▸ **Exercise description**
Each record below is to be copied exactly; the pictures are to be omitted.

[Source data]
+===+
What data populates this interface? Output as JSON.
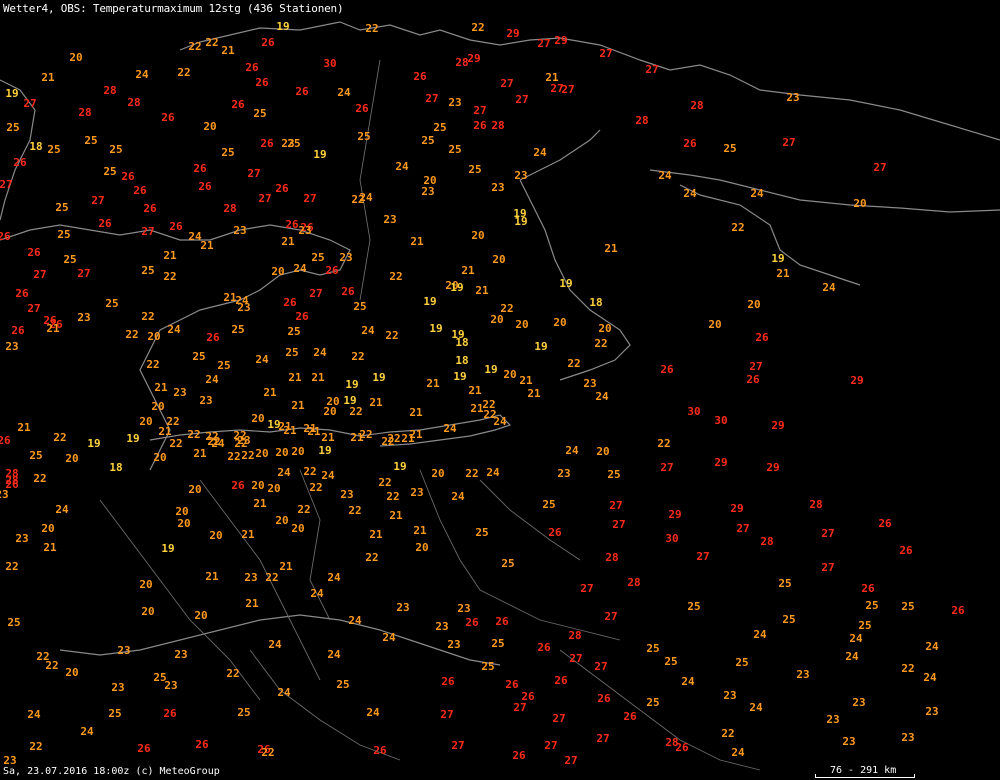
{
  "header": {
    "title": "Wetter4, OBS: Temperaturmaximum 12stg (436 Stationen)"
  },
  "footer": {
    "text": "Sa, 23.07.2016 18:00z (c) MeteoGroup"
  },
  "scale": {
    "label": "76 - 291 km"
  },
  "colors": {
    "background": "#000000",
    "coast": "#8a8a8a",
    "border": "#6a6a6a",
    "text": "#ffffff",
    "cool": "#ffd23c",
    "mild": "#ff9a1e",
    "warm": "#ff2a1a"
  },
  "temperature_unit": "°C",
  "stations_count": 436
}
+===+
▸ **Solution**
What data populates this interface? Output as JSON.
{
  "header": {
    "title": "Wetter4, OBS: Temperaturmaximum 12stg (436 Stationen)"
  },
  "footer": {
    "text": "Sa, 23.07.2016 18:00z (c) MeteoGroup"
  },
  "scale": {
    "label": "76 - 291 km"
  },
  "colors": {
    "background": "#000000",
    "coast": "#8a8a8a",
    "border": "#6a6a6a",
    "text": "#ffffff",
    "cool": "#ffd23c",
    "mild": "#ff9a1e",
    "warm": "#ff2a1a"
  },
  "temperature_unit": "°C",
  "stations_count": 436
}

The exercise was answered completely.